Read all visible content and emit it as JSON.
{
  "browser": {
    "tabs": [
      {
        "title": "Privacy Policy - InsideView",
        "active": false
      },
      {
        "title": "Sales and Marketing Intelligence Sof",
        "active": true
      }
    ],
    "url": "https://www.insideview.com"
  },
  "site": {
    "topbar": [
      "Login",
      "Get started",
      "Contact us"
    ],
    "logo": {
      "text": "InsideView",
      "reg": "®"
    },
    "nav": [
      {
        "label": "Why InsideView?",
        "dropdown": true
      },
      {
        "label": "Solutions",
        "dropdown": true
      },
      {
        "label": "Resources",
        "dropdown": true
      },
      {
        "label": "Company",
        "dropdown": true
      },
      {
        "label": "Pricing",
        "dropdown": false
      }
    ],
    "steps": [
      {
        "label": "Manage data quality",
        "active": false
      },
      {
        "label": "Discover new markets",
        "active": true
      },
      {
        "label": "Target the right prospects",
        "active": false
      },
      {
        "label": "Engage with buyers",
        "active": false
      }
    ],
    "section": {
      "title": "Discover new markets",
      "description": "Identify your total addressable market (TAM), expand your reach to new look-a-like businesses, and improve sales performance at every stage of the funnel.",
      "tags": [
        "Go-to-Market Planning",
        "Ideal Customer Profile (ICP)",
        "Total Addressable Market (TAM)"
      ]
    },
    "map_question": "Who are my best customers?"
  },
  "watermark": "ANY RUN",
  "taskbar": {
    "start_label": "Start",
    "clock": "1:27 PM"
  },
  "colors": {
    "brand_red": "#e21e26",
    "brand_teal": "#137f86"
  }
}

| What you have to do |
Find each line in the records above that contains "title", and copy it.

| Response area |
        "title": "Privacy Policy - InsideView",
        "title": "Sales and Marketing Intelligence Sof",
      "title": "Discover new markets",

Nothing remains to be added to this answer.